(Website and app data records)
####
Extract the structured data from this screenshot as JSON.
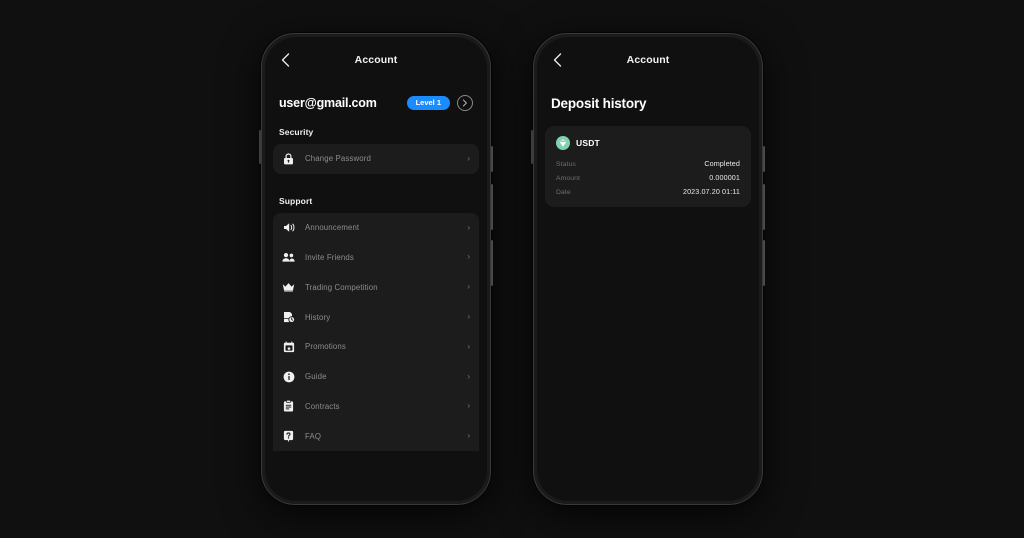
{
  "theme": {
    "background": "#101010",
    "card": "#1c1c1c",
    "accent_blue": "#1a8cff",
    "usdt_green": "#7fd1b0",
    "muted_text": "#8d8d8d"
  },
  "phone_left": {
    "appbar": {
      "back_icon": "chevron-left-icon",
      "title": "Account"
    },
    "account": {
      "email": "user@gmail.com",
      "level_badge": "Level 1",
      "detail_icon": "chevron-right-circle-icon"
    },
    "security": {
      "heading": "Security",
      "items": [
        {
          "label": "Change Password",
          "icon": "lock-icon"
        }
      ]
    },
    "support": {
      "heading": "Support",
      "items": [
        {
          "label": "Announcement",
          "icon": "speaker-icon"
        },
        {
          "label": "Invite Friends",
          "icon": "people-icon"
        },
        {
          "label": "Trading Competition",
          "icon": "crown-icon"
        },
        {
          "label": "History",
          "icon": "history-document-icon"
        },
        {
          "label": "Promotions",
          "icon": "ticket-calendar-icon"
        },
        {
          "label": "Guide",
          "icon": "info-circle-icon"
        },
        {
          "label": "Contracts",
          "icon": "clipboard-icon"
        },
        {
          "label": "FAQ",
          "icon": "question-box-icon"
        }
      ]
    }
  },
  "phone_right": {
    "appbar": {
      "back_icon": "chevron-left-icon",
      "title": "Account"
    },
    "page_title": "Deposit history",
    "deposits": [
      {
        "coin": "USDT",
        "coin_icon": "usdt-tether-icon",
        "rows": [
          {
            "key": "Status",
            "value": "Completed"
          },
          {
            "key": "Amount",
            "value": "0.000001"
          },
          {
            "key": "Date",
            "value": "2023.07.20 01:11"
          }
        ]
      }
    ]
  }
}
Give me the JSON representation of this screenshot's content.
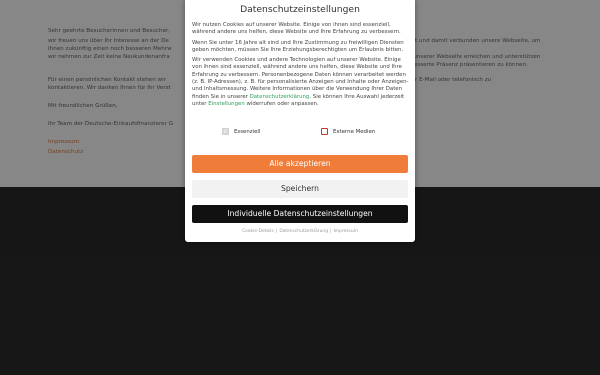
{
  "background": {
    "lines": [
      "Sehr geehrte Besucherinnen und Besucher,",
      "wir freuen uns über Ihr Interesse an der De",
      "Ihnen zukünftig einen noch besseren Mehrw",
      "wir nehmen zur Zeit keine Neukundenanfra",
      "Für einen persönlichen Kontakt stehen wir",
      "kontaktieren. Wir danken Ihnen für Ihr Verst",
      "Mit freundlichen Grüßen,",
      "Ihr Team der Deutsche-Einkaufsfinanzierer G"
    ],
    "right_lines": [
      "mit und damit verbunden unsere Webseite, um",
      "n unserer Webseite erreichen und unterstützen",
      "rbesserte Präsenz präsentieren zu können.",
      "per E-Mail oder telefonisch zu"
    ],
    "links": [
      "Impressum",
      "Datenschutz"
    ]
  },
  "modal": {
    "title": "Datenschutzeinstellungen",
    "paragraph1": "Wir nutzen Cookies auf unserer Website. Einige von ihnen sind essenziell, während andere uns helfen, diese Website und Ihre Erfahrung zu verbessern.",
    "paragraph2": "Wenn Sie unter 16 Jahre alt sind und Ihre Zustimmung zu freiwilligen Diensten geben möchten, müssen Sie Ihre Erziehungsberechtigten um Erlaubnis bitten.",
    "paragraph3_part1": "Wir verwenden Cookies und andere Technologien auf unserer Website. Einige von ihnen sind essenziell, während andere uns helfen, diese Website und Ihre Erfahrung zu verbessern. Personenbezogene Daten können verarbeitet werden (z. B. IP-Adressen), z. B. für personalisierte Anzeigen und Inhalte oder Anzeigen- und Inhaltsmessung. Weitere Informationen über die Verwendung Ihrer Daten finden Sie in unserer",
    "paragraph3_link1": "Datenschutzerklärung",
    "paragraph3_part2": ". Sie können Ihre Auswahl jederzeit unter",
    "paragraph3_link2": "Einstellungen",
    "paragraph3_part3": "widerrufen oder anpassen.",
    "checkboxes": [
      {
        "label": "Essenziell",
        "checked": true,
        "disabled": true
      },
      {
        "label": "Externe Medien",
        "checked": false,
        "disabled": false
      }
    ],
    "buttons": {
      "accept_all": "Alle akzeptieren",
      "save": "Speichern",
      "individual": "Individuelle Datenschutzeinstellungen"
    },
    "footer_links": [
      "Cookie-Details",
      "Datenschutzerklärung",
      "Impressum"
    ],
    "colors": {
      "accent": "#f07c3a",
      "link": "#2e9e5a",
      "dark_button": "#111111"
    }
  }
}
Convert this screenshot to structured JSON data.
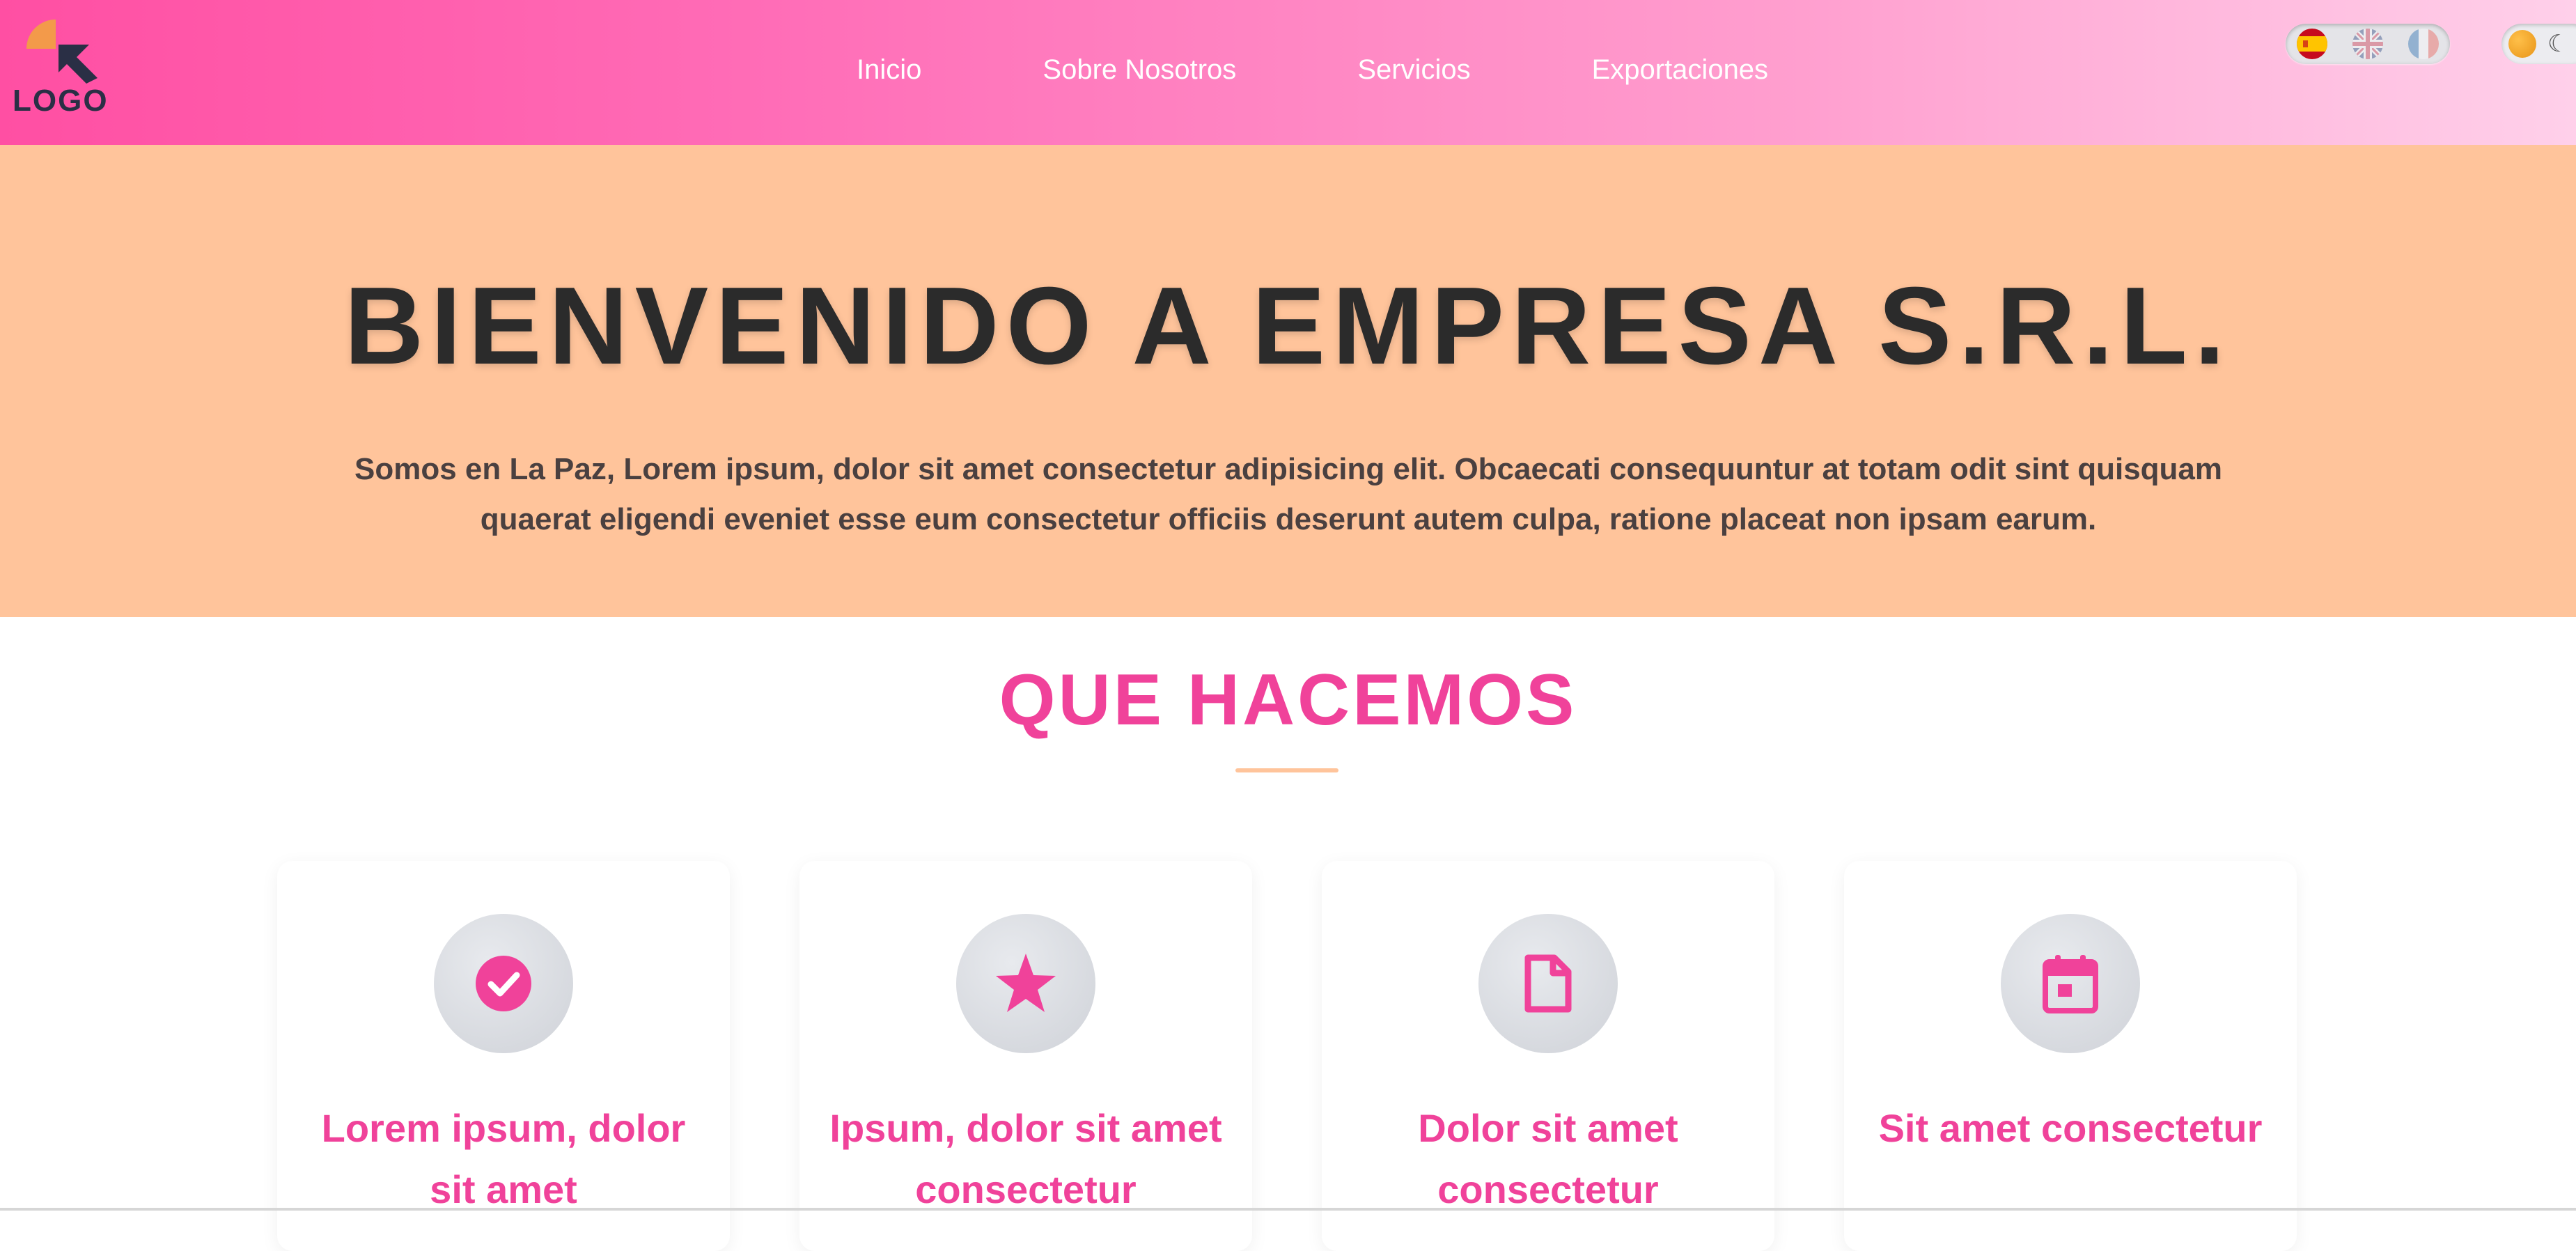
{
  "header": {
    "logo_text": "LOGO",
    "nav": [
      {
        "label": "Inicio"
      },
      {
        "label": "Sobre Nosotros"
      },
      {
        "label": "Servicios"
      },
      {
        "label": "Exportaciones"
      }
    ],
    "language_switch": {
      "selected": "es",
      "options": [
        "es-flag-icon",
        "gb-flag-icon",
        "fr-flag-icon"
      ]
    },
    "theme_switch": {
      "icons": [
        "sun-icon",
        "moon-icon"
      ]
    },
    "colors": {
      "gradient_start": "#ff4fa3",
      "gradient_end": "#ffd0ea"
    }
  },
  "hero": {
    "title": "BIENVENIDO A EMPRESA S.R.L.",
    "text": "Somos en La Paz, Lorem ipsum, dolor sit amet consectetur adipisicing elit. Obcaecati consequuntur at totam odit sint quisquam quaerat eligendi eveniet esse eum consectetur officiis deserunt autem culpa, ratione placeat non ipsam earum.",
    "background": "#ffc49b"
  },
  "services": {
    "title": "QUE HACEMOS",
    "accent": "#f0429a",
    "cards": [
      {
        "icon": "check-circle-icon",
        "title": "Lorem ipsum, dolor sit amet"
      },
      {
        "icon": "star-icon",
        "title": "Ipsum, dolor sit amet consectetur"
      },
      {
        "icon": "document-icon",
        "title": "Dolor sit amet consectetur"
      },
      {
        "icon": "calendar-icon",
        "title": "Sit amet consectetur"
      }
    ]
  }
}
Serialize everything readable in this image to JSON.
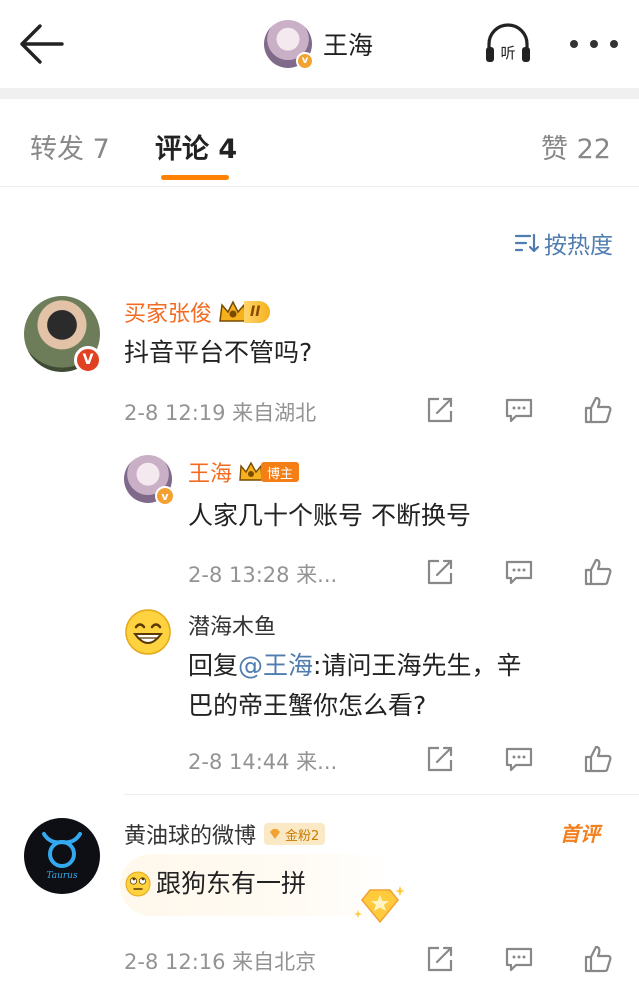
{
  "header": {
    "title": "王海",
    "listen_label": "听"
  },
  "tabs": {
    "repost": "转发 7",
    "comment": "评论 4",
    "like": "赞 22"
  },
  "sort": {
    "label": "按热度"
  },
  "comments": [
    {
      "user": "买家张俊",
      "level_tag": "II",
      "text": "抖音平台不管吗?",
      "meta": "2-8 12:19  来自湖北",
      "replies": [
        {
          "user": "王海",
          "tag": "博主",
          "text": "人家几十个账号 不断换号",
          "meta": "2-8 13:28  来..."
        },
        {
          "user": "潜海木鱼",
          "text_prefix": "回复",
          "mention": "@王海",
          "text_line1_rest": ":请问王海先生，辛",
          "text_line2": "巴的帝王蟹你怎么看?",
          "meta": "2-8 14:44  来..."
        }
      ]
    },
    {
      "user": "黄油球的微博",
      "fan_tag": "金粉2",
      "badge": "首评",
      "text": "跟狗东有一拼",
      "meta": "2-8 12:16  来自北京",
      "avatar_text": "Taurus"
    }
  ],
  "colors": {
    "accent": "#ff8200",
    "username_orange": "#f36b21",
    "link_blue": "#507daf",
    "meta_gray": "#939393"
  }
}
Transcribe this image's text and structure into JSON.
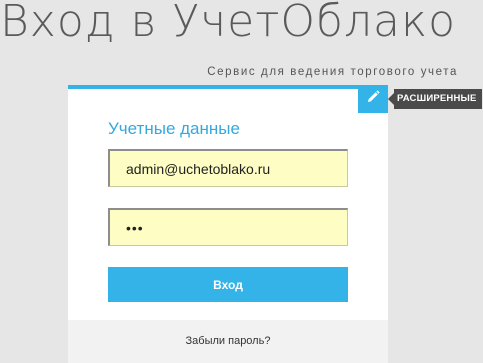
{
  "header": {
    "title": "Вход в УчетОблако",
    "subtitle": "Сервис для ведения торгового учета"
  },
  "login_form": {
    "section_title": "Учетные данные",
    "email_value": "admin@uchetoblako.ru",
    "password_value": "•••",
    "submit_label": "Вход",
    "forgot_password_label": "Забыли пароль?"
  },
  "advanced": {
    "icon": "pencil-icon",
    "label": "РАСШИРЕННЫЕ"
  },
  "colors": {
    "accent": "#33b3e8",
    "input_background": "#fdfdc4",
    "tooltip_background": "#4a4a4a",
    "page_background": "#e6e6e6"
  }
}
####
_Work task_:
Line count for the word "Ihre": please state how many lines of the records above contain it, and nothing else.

_Solution for this task_:
4